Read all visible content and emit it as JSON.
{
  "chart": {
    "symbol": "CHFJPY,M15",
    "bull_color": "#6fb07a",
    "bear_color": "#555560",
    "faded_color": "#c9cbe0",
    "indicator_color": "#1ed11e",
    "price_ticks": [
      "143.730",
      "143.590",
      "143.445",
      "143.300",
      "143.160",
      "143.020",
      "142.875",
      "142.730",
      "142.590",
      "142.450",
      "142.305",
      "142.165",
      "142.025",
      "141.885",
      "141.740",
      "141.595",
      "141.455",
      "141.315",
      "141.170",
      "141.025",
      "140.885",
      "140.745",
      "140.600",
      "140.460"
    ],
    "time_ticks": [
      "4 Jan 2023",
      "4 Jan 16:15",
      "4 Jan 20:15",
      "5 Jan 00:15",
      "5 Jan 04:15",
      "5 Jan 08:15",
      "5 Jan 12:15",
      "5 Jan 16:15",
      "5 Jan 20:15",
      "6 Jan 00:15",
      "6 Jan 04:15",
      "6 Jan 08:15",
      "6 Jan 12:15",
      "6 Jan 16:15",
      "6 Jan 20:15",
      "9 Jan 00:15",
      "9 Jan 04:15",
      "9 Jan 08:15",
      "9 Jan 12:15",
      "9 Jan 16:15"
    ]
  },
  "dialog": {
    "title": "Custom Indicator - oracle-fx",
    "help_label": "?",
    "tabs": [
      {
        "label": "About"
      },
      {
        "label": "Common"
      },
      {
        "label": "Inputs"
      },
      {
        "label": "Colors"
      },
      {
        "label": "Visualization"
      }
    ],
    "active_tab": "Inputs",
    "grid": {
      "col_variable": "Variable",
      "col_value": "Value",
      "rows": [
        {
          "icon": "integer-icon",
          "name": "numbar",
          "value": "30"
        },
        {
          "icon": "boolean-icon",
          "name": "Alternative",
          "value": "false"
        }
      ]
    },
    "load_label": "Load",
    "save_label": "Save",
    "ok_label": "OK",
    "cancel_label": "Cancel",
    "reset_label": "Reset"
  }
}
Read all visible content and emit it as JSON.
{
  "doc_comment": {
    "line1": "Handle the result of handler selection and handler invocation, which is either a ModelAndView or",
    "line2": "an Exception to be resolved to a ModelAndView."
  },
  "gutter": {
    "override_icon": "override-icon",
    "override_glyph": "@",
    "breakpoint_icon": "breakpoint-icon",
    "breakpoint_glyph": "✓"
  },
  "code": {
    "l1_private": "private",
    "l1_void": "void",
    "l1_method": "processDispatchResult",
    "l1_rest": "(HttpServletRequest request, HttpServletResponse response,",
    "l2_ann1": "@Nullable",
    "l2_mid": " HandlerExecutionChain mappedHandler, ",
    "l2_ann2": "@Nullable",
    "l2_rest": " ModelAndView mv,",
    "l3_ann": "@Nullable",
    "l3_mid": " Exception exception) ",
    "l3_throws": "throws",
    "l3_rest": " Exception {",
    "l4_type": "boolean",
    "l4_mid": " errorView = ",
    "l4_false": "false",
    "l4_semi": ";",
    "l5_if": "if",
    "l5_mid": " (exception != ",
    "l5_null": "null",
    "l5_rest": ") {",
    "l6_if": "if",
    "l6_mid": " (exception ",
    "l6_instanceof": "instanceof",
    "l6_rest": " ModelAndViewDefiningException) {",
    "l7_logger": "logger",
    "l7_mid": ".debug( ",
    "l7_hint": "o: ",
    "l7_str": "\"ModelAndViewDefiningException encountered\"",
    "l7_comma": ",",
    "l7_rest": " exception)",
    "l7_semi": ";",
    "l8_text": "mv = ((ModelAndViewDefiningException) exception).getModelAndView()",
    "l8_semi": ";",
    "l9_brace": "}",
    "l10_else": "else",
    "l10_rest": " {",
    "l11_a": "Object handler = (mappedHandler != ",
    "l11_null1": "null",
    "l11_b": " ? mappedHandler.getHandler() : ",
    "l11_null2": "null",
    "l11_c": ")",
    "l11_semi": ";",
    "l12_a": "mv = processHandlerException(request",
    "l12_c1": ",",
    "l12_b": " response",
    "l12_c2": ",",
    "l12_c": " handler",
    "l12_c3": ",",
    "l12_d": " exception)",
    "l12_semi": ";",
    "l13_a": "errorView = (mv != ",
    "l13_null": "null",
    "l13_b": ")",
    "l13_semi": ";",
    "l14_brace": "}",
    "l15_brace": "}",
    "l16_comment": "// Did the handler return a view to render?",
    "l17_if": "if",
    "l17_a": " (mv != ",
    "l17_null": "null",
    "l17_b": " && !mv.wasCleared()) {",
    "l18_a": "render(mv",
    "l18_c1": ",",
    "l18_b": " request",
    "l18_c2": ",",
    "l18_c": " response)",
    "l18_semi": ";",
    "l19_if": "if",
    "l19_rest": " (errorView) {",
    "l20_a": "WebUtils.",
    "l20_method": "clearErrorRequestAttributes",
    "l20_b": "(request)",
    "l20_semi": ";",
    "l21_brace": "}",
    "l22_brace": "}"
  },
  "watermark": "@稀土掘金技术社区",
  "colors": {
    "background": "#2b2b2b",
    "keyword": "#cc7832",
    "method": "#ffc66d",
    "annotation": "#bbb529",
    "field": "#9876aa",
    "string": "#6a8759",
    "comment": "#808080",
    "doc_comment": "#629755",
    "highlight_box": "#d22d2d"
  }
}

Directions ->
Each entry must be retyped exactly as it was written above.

Response to this exercise ->
Read all visible content and emit it as JSON.
{
  "chart": {
    "symbol": "CHFJPY,M15",
    "bull_color": "#6fb07a",
    "bear_color": "#555560",
    "faded_color": "#c9cbe0",
    "indicator_color": "#1ed11e",
    "price_ticks": [
      "143.730",
      "143.590",
      "143.445",
      "143.300",
      "143.160",
      "143.020",
      "142.875",
      "142.730",
      "142.590",
      "142.450",
      "142.305",
      "142.165",
      "142.025",
      "141.885",
      "141.740",
      "141.595",
      "141.455",
      "141.315",
      "141.170",
      "141.025",
      "140.885",
      "140.745",
      "140.600",
      "140.460"
    ],
    "time_ticks": [
      "4 Jan 2023",
      "4 Jan 16:15",
      "4 Jan 20:15",
      "5 Jan 00:15",
      "5 Jan 04:15",
      "5 Jan 08:15",
      "5 Jan 12:15",
      "5 Jan 16:15",
      "5 Jan 20:15",
      "6 Jan 00:15",
      "6 Jan 04:15",
      "6 Jan 08:15",
      "6 Jan 12:15",
      "6 Jan 16:15",
      "6 Jan 20:15",
      "9 Jan 00:15",
      "9 Jan 04:15",
      "9 Jan 08:15",
      "9 Jan 12:15",
      "9 Jan 16:15"
    ]
  },
  "dialog": {
    "title": "Custom Indicator - oracle-fx",
    "help_label": "?",
    "tabs": [
      {
        "label": "About"
      },
      {
        "label": "Common"
      },
      {
        "label": "Inputs"
      },
      {
        "label": "Colors"
      },
      {
        "label": "Visualization"
      }
    ],
    "active_tab": "Inputs",
    "grid": {
      "col_variable": "Variable",
      "col_value": "Value",
      "rows": [
        {
          "icon": "integer-icon",
          "name": "numbar",
          "value": "30"
        },
        {
          "icon": "boolean-icon",
          "name": "Alternative",
          "value": "false"
        }
      ]
    },
    "load_label": "Load",
    "save_label": "Save",
    "ok_label": "OK",
    "cancel_label": "Cancel",
    "reset_label": "Reset"
  }
}
Read all visible content and emit it as JSON.
{
  "doc_comment": {
    "line1": "Handle the result of handler selection and handler invocation, which is either a ModelAndView or",
    "line2": "an Exception to be resolved to a ModelAndView."
  },
  "gutter": {
    "override_icon": "override-icon",
    "override_glyph": "@",
    "breakpoint_icon": "breakpoint-icon",
    "breakpoint_glyph": "✓"
  },
  "code": {
    "l1_private": "private",
    "l1_void": "void",
    "l1_method": "processDispatchResult",
    "l1_rest": "(HttpServletRequest request, HttpServletResponse response,",
    "l2_ann1": "@Nullable",
    "l2_mid": " HandlerExecutionChain mappedHandler, ",
    "l2_ann2": "@Nullable",
    "l2_rest": " ModelAndView mv,",
    "l3_ann": "@Nullable",
    "l3_mid": " Exception exception) ",
    "l3_throws": "throws",
    "l3_rest": " Exception {",
    "l4_type": "boolean",
    "l4_mid": " errorView = ",
    "l4_false": "false",
    "l4_semi": ";",
    "l5_if": "if",
    "l5_mid": " (exception != ",
    "l5_null": "null",
    "l5_rest": ") {",
    "l6_if": "if",
    "l6_mid": " (exception ",
    "l6_instanceof": "instanceof",
    "l6_rest": " ModelAndViewDefiningException) {",
    "l7_logger": "logger",
    "l7_mid": ".debug( ",
    "l7_hint": "o: ",
    "l7_str": "\"ModelAndViewDefiningException encountered\"",
    "l7_comma": ",",
    "l7_rest": " exception)",
    "l7_semi": ";",
    "l8_text": "mv = ((ModelAndViewDefiningException) exception).getModelAndView()",
    "l8_semi": ";",
    "l9_brace": "}",
    "l10_else": "else",
    "l10_rest": " {",
    "l11_a": "Object handler = (mappedHandler != ",
    "l11_null1": "null",
    "l11_b": " ? mappedHandler.getHandler() : ",
    "l11_null2": "null",
    "l11_c": ")",
    "l11_semi": ";",
    "l12_a": "mv = processHandlerException(request",
    "l12_c1": ",",
    "l12_b": " response",
    "l12_c2": ",",
    "l12_c": " handler",
    "l12_c3": ",",
    "l12_d": " exception)",
    "l12_semi": ";",
    "l13_a": "errorView = (mv != ",
    "l13_null": "null",
    "l13_b": ")",
    "l13_semi": ";",
    "l14_brace": "}",
    "l15_brace": "}",
    "l16_comment": "// Did the handler return a view to render?",
    "l17_if": "if",
    "l17_a": " (mv != ",
    "l17_null": "null",
    "l17_b": " && !mv.wasCleared()) {",
    "l18_a": "render(mv",
    "l18_c1": ",",
    "l18_b": " request",
    "l18_c2": ",",
    "l18_c": " response)",
    "l18_semi": ";",
    "l19_if": "if",
    "l19_rest": " (errorView) {",
    "l20_a": "WebUtils.",
    "l20_method": "clearErrorRequestAttributes",
    "l20_b": "(request)",
    "l20_semi": ";",
    "l21_brace": "}",
    "l22_brace": "}"
  },
  "watermark": "@稀土掘金技术社区",
  "colors": {
    "background": "#2b2b2b",
    "keyword": "#cc7832",
    "method": "#ffc66d",
    "annotation": "#bbb529",
    "field": "#9876aa",
    "string": "#6a8759",
    "comment": "#808080",
    "doc_comment": "#629755",
    "highlight_box": "#d22d2d"
  }
}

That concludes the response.